EXERCISE —
All entries shown below must be given again word for word.

### DATA FOR PROCESSING

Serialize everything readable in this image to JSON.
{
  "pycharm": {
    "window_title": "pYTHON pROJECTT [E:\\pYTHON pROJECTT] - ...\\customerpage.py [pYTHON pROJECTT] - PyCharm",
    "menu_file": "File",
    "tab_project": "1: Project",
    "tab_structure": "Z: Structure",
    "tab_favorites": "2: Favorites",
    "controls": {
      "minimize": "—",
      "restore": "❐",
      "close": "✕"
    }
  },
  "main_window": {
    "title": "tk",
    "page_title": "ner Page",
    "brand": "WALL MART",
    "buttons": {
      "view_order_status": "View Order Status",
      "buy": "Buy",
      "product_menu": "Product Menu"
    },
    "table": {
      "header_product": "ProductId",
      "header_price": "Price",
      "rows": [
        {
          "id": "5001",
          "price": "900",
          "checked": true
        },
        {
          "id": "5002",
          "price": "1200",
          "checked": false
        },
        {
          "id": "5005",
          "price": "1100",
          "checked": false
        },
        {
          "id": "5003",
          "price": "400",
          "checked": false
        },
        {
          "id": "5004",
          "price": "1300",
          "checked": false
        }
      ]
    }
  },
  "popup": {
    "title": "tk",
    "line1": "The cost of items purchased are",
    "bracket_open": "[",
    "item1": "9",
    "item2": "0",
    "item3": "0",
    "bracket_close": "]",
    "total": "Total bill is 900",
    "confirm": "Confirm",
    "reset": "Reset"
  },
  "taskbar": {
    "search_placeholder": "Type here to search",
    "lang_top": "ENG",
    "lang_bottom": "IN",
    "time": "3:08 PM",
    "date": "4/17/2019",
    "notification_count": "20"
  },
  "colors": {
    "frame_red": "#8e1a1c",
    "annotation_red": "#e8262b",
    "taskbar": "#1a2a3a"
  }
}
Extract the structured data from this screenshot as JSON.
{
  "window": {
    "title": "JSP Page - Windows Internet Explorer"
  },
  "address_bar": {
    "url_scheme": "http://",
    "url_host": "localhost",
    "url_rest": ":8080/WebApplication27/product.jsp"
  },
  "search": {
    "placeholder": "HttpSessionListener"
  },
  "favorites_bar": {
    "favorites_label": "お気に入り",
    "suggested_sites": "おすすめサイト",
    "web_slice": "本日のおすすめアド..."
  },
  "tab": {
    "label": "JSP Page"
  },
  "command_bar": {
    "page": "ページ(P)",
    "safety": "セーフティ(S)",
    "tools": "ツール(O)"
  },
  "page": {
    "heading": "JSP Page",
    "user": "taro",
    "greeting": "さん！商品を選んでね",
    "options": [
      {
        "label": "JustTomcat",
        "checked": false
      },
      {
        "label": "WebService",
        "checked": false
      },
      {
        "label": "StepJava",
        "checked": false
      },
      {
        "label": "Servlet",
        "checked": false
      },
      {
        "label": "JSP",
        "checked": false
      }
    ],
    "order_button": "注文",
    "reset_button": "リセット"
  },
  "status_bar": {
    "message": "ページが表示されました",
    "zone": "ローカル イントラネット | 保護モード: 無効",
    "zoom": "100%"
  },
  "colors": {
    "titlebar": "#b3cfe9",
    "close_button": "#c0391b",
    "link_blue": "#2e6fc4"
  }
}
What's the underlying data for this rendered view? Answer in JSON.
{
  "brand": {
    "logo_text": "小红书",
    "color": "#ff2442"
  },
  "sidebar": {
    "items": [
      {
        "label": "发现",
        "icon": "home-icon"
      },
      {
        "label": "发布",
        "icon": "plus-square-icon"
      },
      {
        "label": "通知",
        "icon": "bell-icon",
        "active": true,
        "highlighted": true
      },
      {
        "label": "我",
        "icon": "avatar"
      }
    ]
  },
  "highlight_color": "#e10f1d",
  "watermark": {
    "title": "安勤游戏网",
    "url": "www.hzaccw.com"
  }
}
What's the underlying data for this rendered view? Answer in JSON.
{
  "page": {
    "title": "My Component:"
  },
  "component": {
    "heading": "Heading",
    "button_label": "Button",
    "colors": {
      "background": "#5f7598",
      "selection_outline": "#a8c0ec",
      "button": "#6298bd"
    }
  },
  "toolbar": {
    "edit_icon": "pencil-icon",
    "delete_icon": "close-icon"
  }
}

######

WORKED SOLUTION —
Serialize everything readable in this image to JSON.
{
  "pycharm": {
    "window_title": "pYTHON pROJECTT [E:\\pYTHON pROJECTT] - ...\\customerpage.py [pYTHON pROJECTT] - PyCharm",
    "menu_file": "File",
    "tab_project": "1: Project",
    "tab_structure": "Z: Structure",
    "tab_favorites": "2: Favorites",
    "controls": {
      "minimize": "—",
      "restore": "❐",
      "close": "✕"
    }
  },
  "main_window": {
    "title": "tk",
    "page_title": "ner Page",
    "brand": "WALL MART",
    "buttons": {
      "view_order_status": "View Order Status",
      "buy": "Buy",
      "product_menu": "Product Menu"
    },
    "table": {
      "header_product": "ProductId",
      "header_price": "Price",
      "rows": [
        {
          "id": "5001",
          "price": "900",
          "checked": true
        },
        {
          "id": "5002",
          "price": "1200",
          "checked": false
        },
        {
          "id": "5005",
          "price": "1100",
          "checked": false
        },
        {
          "id": "5003",
          "price": "400",
          "checked": false
        },
        {
          "id": "5004",
          "price": "1300",
          "checked": false
        }
      ]
    }
  },
  "popup": {
    "title": "tk",
    "line1": "The cost of items purchased are",
    "bracket_open": "[",
    "item1": "9",
    "item2": "0",
    "item3": "0",
    "bracket_close": "]",
    "total": "Total bill is 900",
    "confirm": "Confirm",
    "reset": "Reset"
  },
  "taskbar": {
    "search_placeholder": "Type here to search",
    "lang_top": "ENG",
    "lang_bottom": "IN",
    "time": "3:08 PM",
    "date": "4/17/2019",
    "notification_count": "20"
  },
  "colors": {
    "frame_red": "#8e1a1c",
    "annotation_red": "#e8262b",
    "taskbar": "#1a2a3a"
  }
}
Extract the structured data from this screenshot as JSON.
{
  "window": {
    "title": "JSP Page - Windows Internet Explorer"
  },
  "address_bar": {
    "url_scheme": "http://",
    "url_host": "localhost",
    "url_rest": ":8080/WebApplication27/product.jsp"
  },
  "search": {
    "placeholder": "HttpSessionListener"
  },
  "favorites_bar": {
    "favorites_label": "お気に入り",
    "suggested_sites": "おすすめサイト",
    "web_slice": "本日のおすすめアド..."
  },
  "tab": {
    "label": "JSP Page"
  },
  "command_bar": {
    "page": "ページ(P)",
    "safety": "セーフティ(S)",
    "tools": "ツール(O)"
  },
  "page": {
    "heading": "JSP Page",
    "user": "taro",
    "greeting": "さん！商品を選んでね",
    "options": [
      {
        "label": "JustTomcat",
        "checked": false
      },
      {
        "label": "WebService",
        "checked": false
      },
      {
        "label": "StepJava",
        "checked": false
      },
      {
        "label": "Servlet",
        "checked": false
      },
      {
        "label": "JSP",
        "checked": false
      }
    ],
    "order_button": "注文",
    "reset_button": "リセット"
  },
  "status_bar": {
    "message": "ページが表示されました",
    "zone": "ローカル イントラネット | 保護モード: 無効",
    "zoom": "100%"
  },
  "colors": {
    "titlebar": "#b3cfe9",
    "close_button": "#c0391b",
    "link_blue": "#2e6fc4"
  }
}
What's the underlying data for this rendered view? Answer in JSON.
{
  "brand": {
    "logo_text": "小红书",
    "color": "#ff2442"
  },
  "sidebar": {
    "items": [
      {
        "label": "发现",
        "icon": "home-icon"
      },
      {
        "label": "发布",
        "icon": "plus-square-icon"
      },
      {
        "label": "通知",
        "icon": "bell-icon",
        "active": true,
        "highlighted": true
      },
      {
        "label": "我",
        "icon": "avatar"
      }
    ]
  },
  "highlight_color": "#e10f1d",
  "watermark": {
    "title": "安勤游戏网",
    "url": "www.hzaccw.com"
  }
}
What's the underlying data for this rendered view? Answer in JSON.
{
  "page": {
    "title": "My Component:"
  },
  "component": {
    "heading": "Heading",
    "button_label": "Button",
    "colors": {
      "background": "#5f7598",
      "selection_outline": "#a8c0ec",
      "button": "#6298bd"
    }
  },
  "toolbar": {
    "edit_icon": "pencil-icon",
    "delete_icon": "close-icon"
  }
}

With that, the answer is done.